Car manufacturer Saab has been bought by National Electric Vehicle Sweden (NEVS), an international consortium formed by Japanese, Swedish and Chinese stakeholders. The new company will establish a new automobile venture in Trollhättan, solely dedicated to the development and manufacture of electric vehicles (EVs).
National Electric Vehicle Sweden AB (NEVS) and the Receivers of the Saab Automobile bankruptcy signed a purchase agreement which covers the main assets of Saab Automobile AB, Saab Automobile Powertrain AB and Saab Automobile Tools AB. The agreement includes all outstanding shares in the property company which owns the Saab Automobile facilities in Trollhättan, Sweden. The price for the assets has not been disclosed. Saab Automobile Parts AB, as well as intellectual property rights for the Saab 9-5, owned by General Motors, are not included in the purchase agreement.

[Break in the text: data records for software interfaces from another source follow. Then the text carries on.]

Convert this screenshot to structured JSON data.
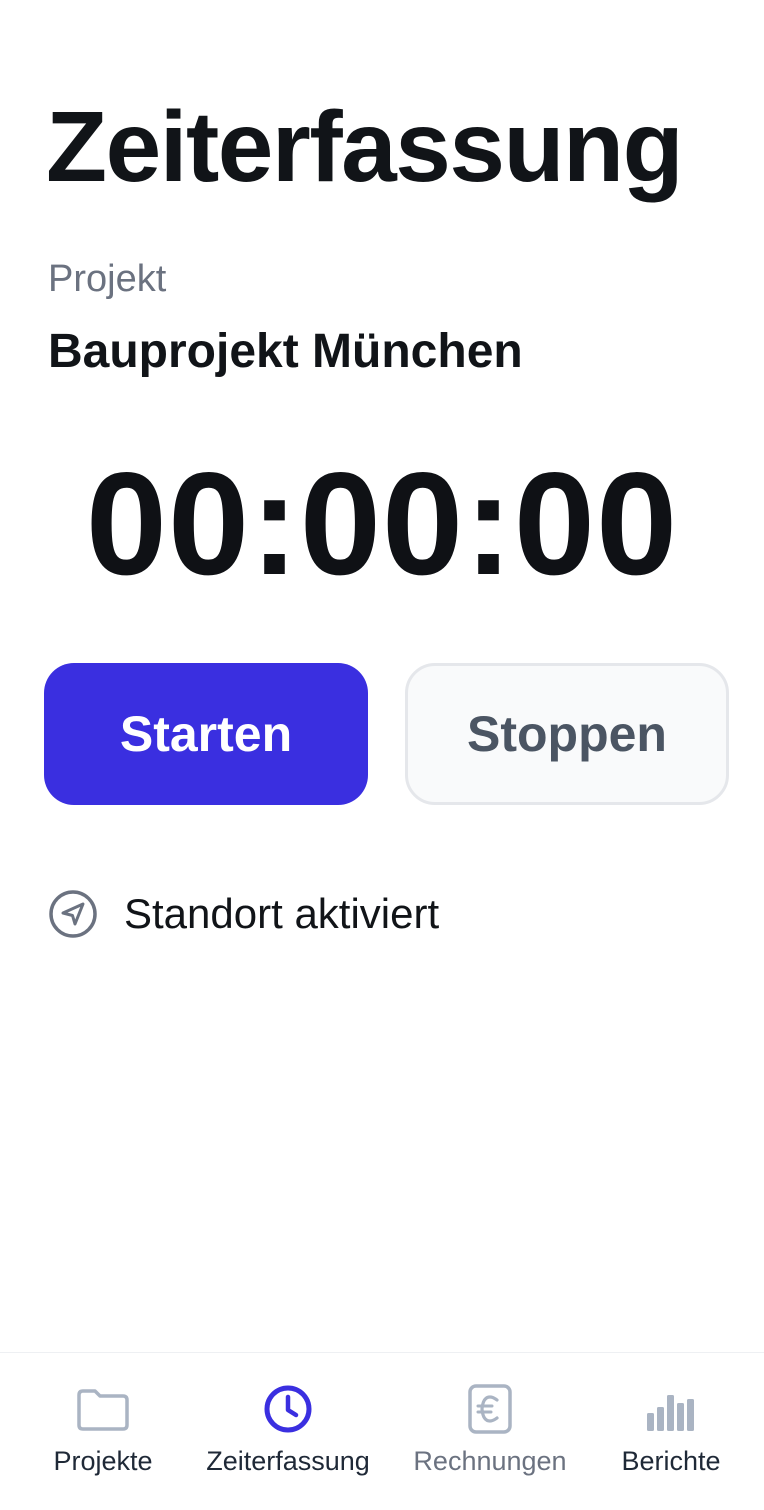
{
  "header": {
    "title": "Zeiterfassung"
  },
  "project": {
    "label": "Projekt",
    "name": "Bauprojekt München"
  },
  "timer": {
    "display": "00:00:00"
  },
  "actions": {
    "start_label": "Starten",
    "stop_label": "Stoppen"
  },
  "location": {
    "status": "Standort aktiviert",
    "icon": "location-arrow-icon"
  },
  "bottom_nav": {
    "items": [
      {
        "label": "Projekte",
        "icon": "folder-icon",
        "active": false
      },
      {
        "label": "Zeiterfassung",
        "icon": "clock-icon",
        "active": true
      },
      {
        "label": "Rechnungen",
        "icon": "euro-document-icon",
        "active": false
      },
      {
        "label": "Berichte",
        "icon": "bar-chart-icon",
        "active": false
      }
    ]
  },
  "colors": {
    "accent": "#3a2fe0",
    "text_primary": "#111418",
    "text_secondary": "#6b7280",
    "icon_inactive": "#aab4c3"
  }
}
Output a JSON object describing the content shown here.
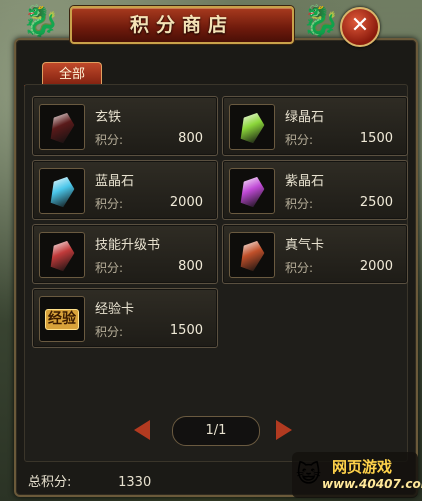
{
  "title": "积分商店",
  "close_symbol": "✕",
  "tab": {
    "label": "全部"
  },
  "price_label": "积分:",
  "items": [
    {
      "name": "玄铁",
      "price": "800",
      "icon": "black-iron-icon",
      "color": "#5a1a1a"
    },
    {
      "name": "绿晶石",
      "price": "1500",
      "icon": "green-crystal-icon",
      "color": "#8bd63a"
    },
    {
      "name": "蓝晶石",
      "price": "2000",
      "icon": "blue-crystal-icon",
      "color": "#4ac6ea"
    },
    {
      "name": "紫晶石",
      "price": "2500",
      "icon": "purple-crystal-icon",
      "color": "#c04ad6"
    },
    {
      "name": "技能升级书",
      "price": "800",
      "icon": "skill-book-icon",
      "color": "#c03a3a"
    },
    {
      "name": "真气卡",
      "price": "2000",
      "icon": "true-qi-card-icon",
      "color": "#c0502a"
    },
    {
      "name": "经验卡",
      "price": "1500",
      "icon": "experience-card-icon",
      "color": "#d9a23a",
      "glyph": "经验"
    }
  ],
  "pager": {
    "text": "1/1"
  },
  "total": {
    "label": "总积分:",
    "value": "1330"
  },
  "watermark": {
    "line1": "网页游戏",
    "line2": "www.40407.com"
  }
}
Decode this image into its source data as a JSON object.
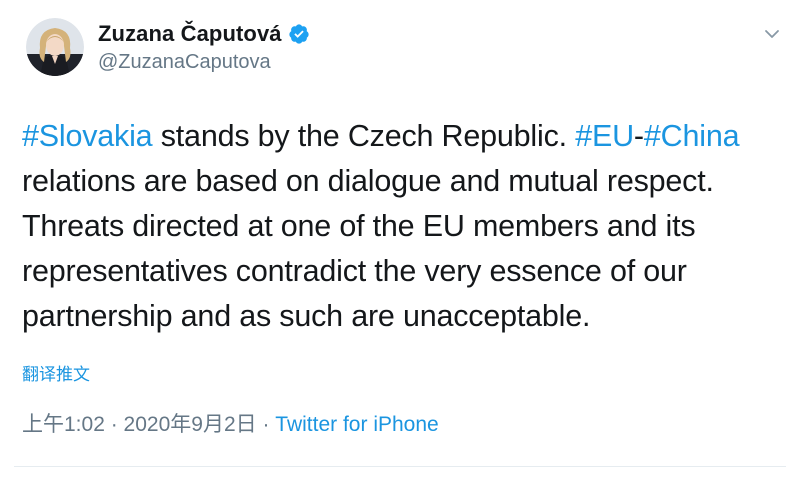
{
  "author": {
    "display_name": "Zuzana Čaputová",
    "handle": "@ZuzanaCaputova",
    "verified": true
  },
  "tweet": {
    "segments": [
      {
        "text": "#Slovakia",
        "type": "hashtag"
      },
      {
        "text": " stands by the Czech Republic. ",
        "type": "text"
      },
      {
        "text": "#EU",
        "type": "hashtag"
      },
      {
        "text": "-",
        "type": "text"
      },
      {
        "text": "#China",
        "type": "hashtag"
      },
      {
        "text": " relations are based on dialogue and mutual respect. Threats directed at one of the EU members and its representatives contradict the very essence of our partnership and as such are unacceptable.",
        "type": "text"
      }
    ]
  },
  "translate_label": "翻译推文",
  "meta": {
    "time": "上午1:02",
    "separator1": " · ",
    "date": "2020年9月2日",
    "separator2": " · ",
    "source": "Twitter for iPhone"
  },
  "colors": {
    "link": "#1b95e0",
    "secondary": "#657786",
    "text": "#14171a",
    "verified": "#1da1f2"
  },
  "icons": {
    "verified": "verified-badge-icon",
    "menu": "chevron-down-icon"
  }
}
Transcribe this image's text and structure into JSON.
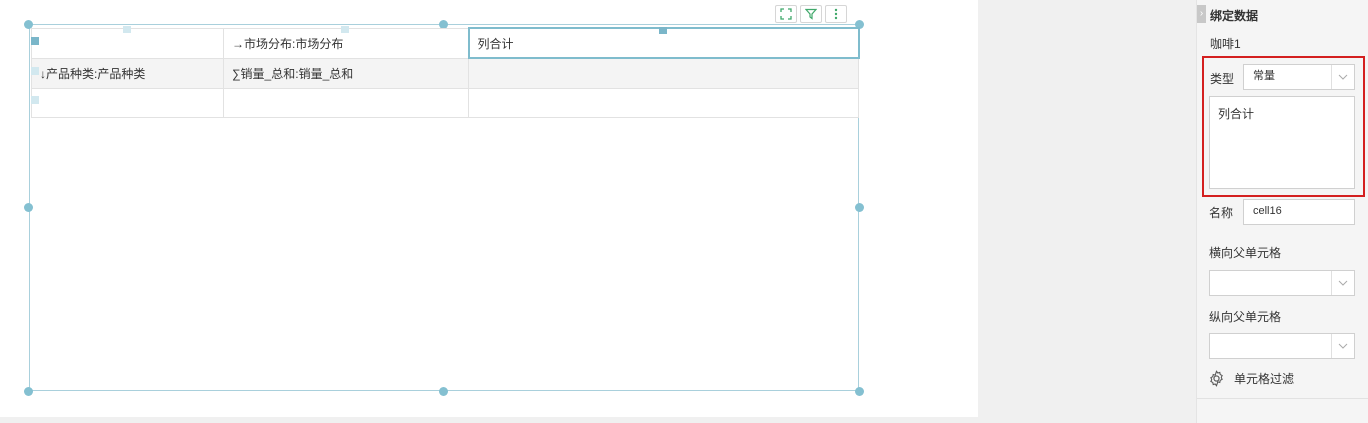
{
  "toolbar": {
    "icons": [
      "expand-icon",
      "filter-icon",
      "more-vertical-icon"
    ]
  },
  "table": {
    "rows": [
      [
        "",
        "→市场分布:市场分布",
        "列合计"
      ],
      [
        "↓产品种类:产品种类",
        "∑销量_总和:销量_总和",
        ""
      ],
      [
        "",
        "",
        ""
      ]
    ]
  },
  "panel": {
    "section_title": "绑定数据",
    "dataset": "咖啡1",
    "type_label": "类型",
    "type_value": "常量",
    "expression_value": "列合计",
    "name_label": "名称",
    "name_value": "cell16",
    "horizontal_parent_label": "横向父单元格",
    "horizontal_parent_value": "",
    "vertical_parent_label": "纵向父单元格",
    "vertical_parent_value": "",
    "cell_filter_label": "单元格过滤"
  },
  "colors": {
    "selection_border": "#a9d0dc",
    "handle": "#84c0d1",
    "highlight_box": "#d42020",
    "toolbar_icon": "#3fa86a"
  }
}
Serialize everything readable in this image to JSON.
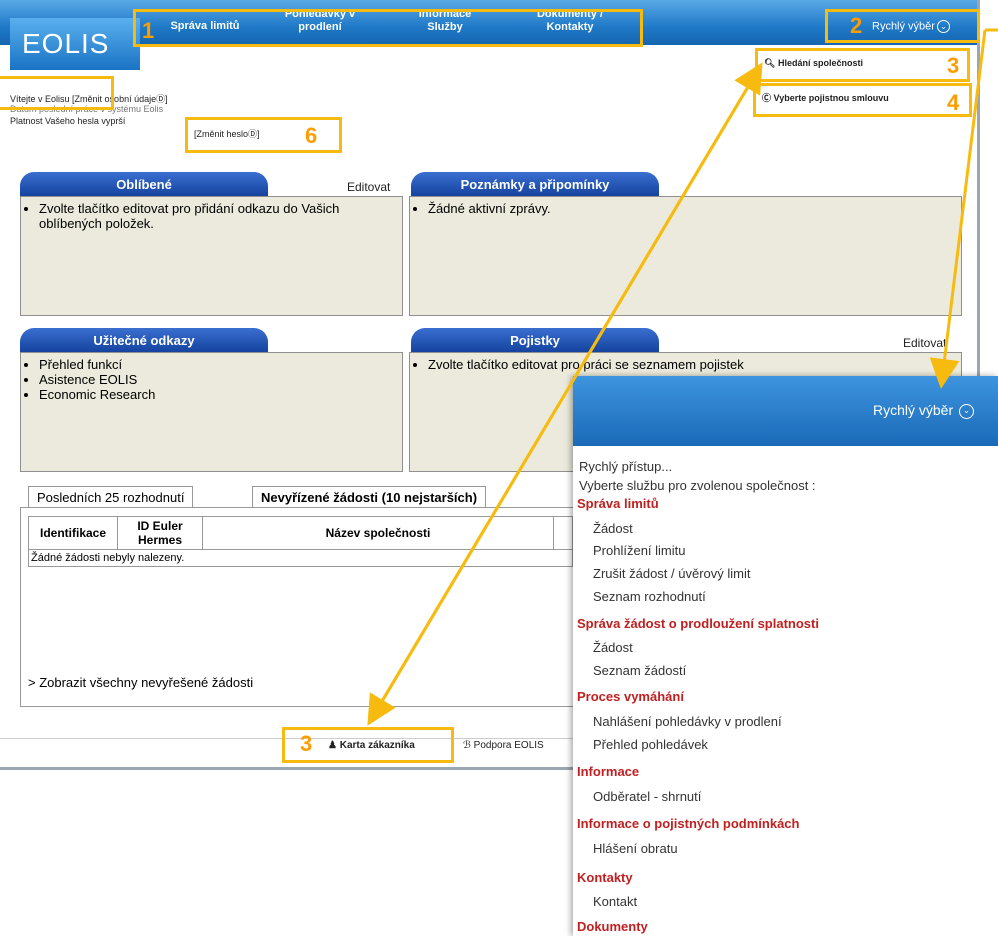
{
  "header": {
    "logo": "EOLIS",
    "nav": [
      {
        "label": "Správa limitů"
      },
      {
        "label": "Pohledávky v prodlení"
      },
      {
        "label": "Informace Služby"
      },
      {
        "label": "Dokumenty / Kontakty"
      }
    ],
    "quick_select": "Rychlý výběr"
  },
  "links": {
    "company_search": "Hledání společnosti",
    "select_policy": "Vyberte pojistnou smlouvu"
  },
  "welcome": {
    "line1": "Vítejte v Eolisu",
    "change_personal": "[Změnit osobní údaje",
    "line2": "Datum poslední práce v systému Eolis",
    "line3": "Platnost Vašeho hesla vyprší",
    "change_password": "[Změnit heslo"
  },
  "panels": {
    "favorites": {
      "title": "Oblíbené",
      "edit": "Editovat",
      "text": "Zvolte tlačítko editovat pro přidání odkazu do Vašich oblíbených položek."
    },
    "notes": {
      "title": "Poznámky a připomínky",
      "text": "Žádné aktivní zprávy."
    },
    "useful": {
      "title": "Užitečné odkazy",
      "items": [
        "Přehled funkcí",
        "Asistence EOLIS",
        "Economic Research"
      ]
    },
    "policies": {
      "title": "Pojistky",
      "edit": "Editovat",
      "text": "Zvolte tlačítko editovat pro práci se seznamem pojistek"
    }
  },
  "tabs": {
    "tab1": "Posledních 25 rozhodnutí",
    "tab2": "Nevyřízené žádosti (10 nejstarších)"
  },
  "table": {
    "headers": [
      "Identifikace",
      "ID Euler Hermes",
      "Název společnosti"
    ],
    "empty": "Žádné žádosti nebyly nalezeny.",
    "show_all": "> Zobrazit všechny nevyřešené žádosti"
  },
  "footer": {
    "customer_card": "Karta zákazníka",
    "support": "Podpora EOLIS"
  },
  "popup": {
    "title": "Rychlý výběr",
    "intro1": "Rychlý přístup...",
    "intro2": "Vyberte službu pro zvolenou společnost :",
    "sections": [
      {
        "title": "Správa limitů",
        "items": [
          "Žádost",
          "Prohlížení limitu",
          "Zrušit žádost / úvěrový limit",
          "Seznam rozhodnutí"
        ]
      },
      {
        "title": "Správa žádost o prodloužení splatnosti",
        "items": [
          "Žádost",
          "Seznam žádostí"
        ]
      },
      {
        "title": "Proces vymáhání",
        "items": [
          "Nahlášení pohledávky v prodlení",
          "Přehled pohledávek"
        ]
      },
      {
        "title": "Informace",
        "items": [
          "Odběratel - shrnutí"
        ]
      },
      {
        "title": "Informace o pojistných podmínkách",
        "items": [
          "Hlášení obratu"
        ]
      },
      {
        "title": "Kontakty",
        "items": [
          "Kontakt"
        ]
      },
      {
        "title": "Dokumenty",
        "items": []
      }
    ]
  },
  "annotations": {
    "n1": "1",
    "n2": "2",
    "n3": "3",
    "n4": "4",
    "n6": "6",
    "n3b": "3"
  },
  "colors": {
    "annotation": "#f7bb10",
    "number": "#ff9d00",
    "header_blue": "#1f79c7",
    "panel_tab": "#123f9b",
    "section_red": "#c02020"
  }
}
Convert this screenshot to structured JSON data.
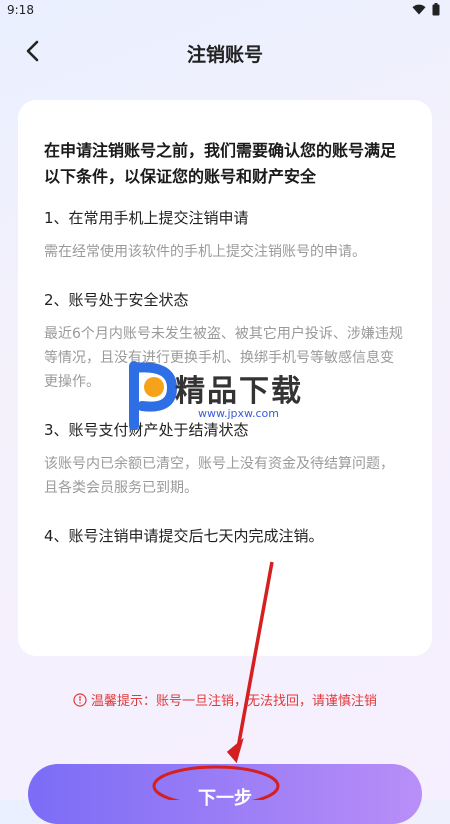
{
  "status_bar": {
    "time": "9:18"
  },
  "header": {
    "title": "注销账号"
  },
  "card": {
    "intro": "在申请注销账号之前，我们需要确认您的账号满足以下条件，以保证您的账号和财产安全",
    "conditions": [
      {
        "title": "1、在常用手机上提交注销申请",
        "desc": "需在经常使用该软件的手机上提交注销账号的申请。"
      },
      {
        "title": "2、账号处于安全状态",
        "desc": "最近6个月内账号未发生被盗、被其它用户投诉、涉嫌违规等情况，且没有进行更换手机、换绑手机号等敏感信息变更操作。"
      },
      {
        "title": "3、账号支付财产处于结清状态",
        "desc": "该账号内已余额已清空，账号上没有资金及待结算问题，且各类会员服务已到期。"
      },
      {
        "title": "4、账号注销申请提交后七天内完成注销。",
        "desc": ""
      }
    ]
  },
  "watermark": {
    "text": "精品下载",
    "url": "www.jpxw.com"
  },
  "tip": {
    "text": "温馨提示：账号一旦注销，无法找回，请谨慎注销"
  },
  "next_button": {
    "label": "下一步"
  },
  "colors": {
    "accent": "#7b6cf6",
    "warning": "#e03a3a",
    "annotation": "#d42020"
  },
  "icons": {
    "back": "chevron-left-icon",
    "tip": "info-circle-icon",
    "wifi": "wifi-icon",
    "battery": "battery-icon"
  }
}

The first model to be developed will be based on the current Saab 9-3, which will be modified for electric drive using advanced EV technology from Japan. The Launch is scheduled for year-end 2013/2014.
In parallel with the EV conversion of the Saab 9-3, an all-new model will be developed, based on additional cutting-edge technology from Japan. Marketing and sales will be global, with an initial focus on China, projected to be the largest and most important EV market.
"China is investing heavily in developing the EV market, which is a key driver for the ongoing technology shift to reduce dependence on fossil fuels," said Kai Johan Jiang, founder and main owner of National Modern Energy Holdings Ltd, the majority shareholder of NEVS. "The Chinese can increasingly afford cars; however, the global oil supply would not suffice if they all buy petroleum-fueled vehicles. Chinese customers demand a premium electric vehicle, which we will be able to offer by acquiring Saab Automobile in Trollhättan."
NEVS aims to become a leading manufacturer of electric vehicles. They are now in the process of trying to recruit for a number of key positions in the company with the next steps to hire skilled engineers at the Trollhättan site. The development will be conducted in collaboration between Swedish, Japanese and Chinese engineers.